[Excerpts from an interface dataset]
==========

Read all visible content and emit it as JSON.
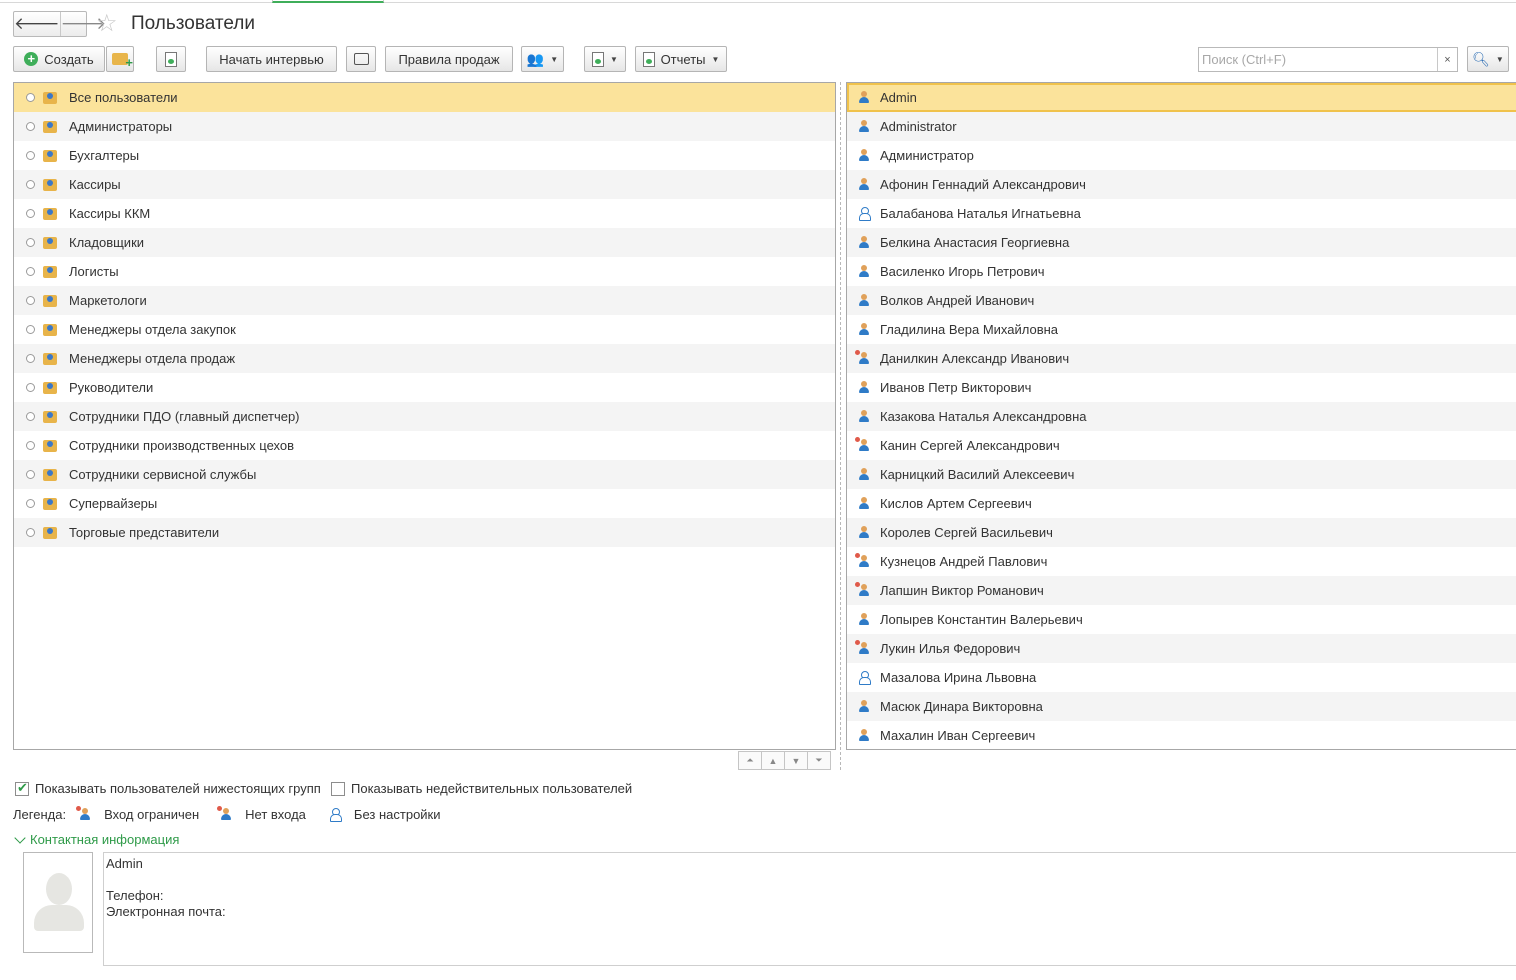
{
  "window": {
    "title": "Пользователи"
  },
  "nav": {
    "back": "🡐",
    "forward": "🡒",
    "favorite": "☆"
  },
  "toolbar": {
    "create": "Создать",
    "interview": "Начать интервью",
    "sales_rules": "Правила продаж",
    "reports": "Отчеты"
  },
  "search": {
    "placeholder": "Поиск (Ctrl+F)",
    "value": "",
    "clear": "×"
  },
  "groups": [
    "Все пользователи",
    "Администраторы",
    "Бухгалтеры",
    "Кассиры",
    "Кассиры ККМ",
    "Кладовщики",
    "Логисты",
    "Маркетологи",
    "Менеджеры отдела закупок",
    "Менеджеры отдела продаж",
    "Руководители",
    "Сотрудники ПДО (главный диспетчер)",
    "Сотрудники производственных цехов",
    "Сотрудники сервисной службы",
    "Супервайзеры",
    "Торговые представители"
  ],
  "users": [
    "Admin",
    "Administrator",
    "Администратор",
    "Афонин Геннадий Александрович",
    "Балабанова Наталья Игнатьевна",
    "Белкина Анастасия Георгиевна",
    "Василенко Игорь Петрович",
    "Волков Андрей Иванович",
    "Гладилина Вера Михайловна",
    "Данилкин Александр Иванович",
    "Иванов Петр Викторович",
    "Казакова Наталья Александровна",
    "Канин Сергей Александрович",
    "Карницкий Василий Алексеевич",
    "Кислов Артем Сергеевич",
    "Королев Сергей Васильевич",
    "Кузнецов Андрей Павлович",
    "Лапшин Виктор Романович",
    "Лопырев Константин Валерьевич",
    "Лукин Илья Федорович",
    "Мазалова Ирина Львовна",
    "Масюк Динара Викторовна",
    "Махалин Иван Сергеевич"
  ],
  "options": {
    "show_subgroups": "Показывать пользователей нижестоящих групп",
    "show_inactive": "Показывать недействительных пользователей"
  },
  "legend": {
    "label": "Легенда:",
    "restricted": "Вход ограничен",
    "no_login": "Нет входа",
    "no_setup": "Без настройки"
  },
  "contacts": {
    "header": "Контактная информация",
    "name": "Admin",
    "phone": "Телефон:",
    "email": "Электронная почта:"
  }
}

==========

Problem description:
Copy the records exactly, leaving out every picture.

Answer to the exercise:
Read all visible content and emit it as JSON.
{
  "window": {
    "title": "Пользователи"
  },
  "nav": {
    "back": "🡐",
    "forward": "🡒",
    "favorite": "☆"
  },
  "toolbar": {
    "create": "Создать",
    "interview": "Начать интервью",
    "sales_rules": "Правила продаж",
    "reports": "Отчеты"
  },
  "search": {
    "placeholder": "Поиск (Ctrl+F)",
    "value": "",
    "clear": "×"
  },
  "groups": [
    "Все пользователи",
    "Администраторы",
    "Бухгалтеры",
    "Кассиры",
    "Кассиры ККМ",
    "Кладовщики",
    "Логисты",
    "Маркетологи",
    "Менеджеры отдела закупок",
    "Менеджеры отдела продаж",
    "Руководители",
    "Сотрудники ПДО (главный диспетчер)",
    "Сотрудники производственных цехов",
    "Сотрудники сервисной службы",
    "Супервайзеры",
    "Торговые представители"
  ],
  "users": [
    "Admin",
    "Administrator",
    "Администратор",
    "Афонин Геннадий Александрович",
    "Балабанова Наталья Игнатьевна",
    "Белкина Анастасия Георгиевна",
    "Василенко Игорь Петрович",
    "Волков Андрей Иванович",
    "Гладилина Вера Михайловна",
    "Данилкин Александр Иванович",
    "Иванов Петр Викторович",
    "Казакова Наталья Александровна",
    "Канин Сергей Александрович",
    "Карницкий Василий Алексеевич",
    "Кислов Артем Сергеевич",
    "Королев Сергей Васильевич",
    "Кузнецов Андрей Павлович",
    "Лапшин Виктор Романович",
    "Лопырев Константин Валерьевич",
    "Лукин Илья Федорович",
    "Мазалова Ирина Львовна",
    "Масюк Динара Викторовна",
    "Махалин Иван Сергеевич"
  ],
  "options": {
    "show_subgroups": "Показывать пользователей нижестоящих групп",
    "show_inactive": "Показывать недействительных пользователей"
  },
  "legend": {
    "label": "Легенда:",
    "restricted": "Вход ограничен",
    "no_login": "Нет входа",
    "no_setup": "Без настройки"
  },
  "contacts": {
    "header": "Контактная информация",
    "name": "Admin",
    "phone": "Телефон:",
    "email": "Электронная почта:"
  }
}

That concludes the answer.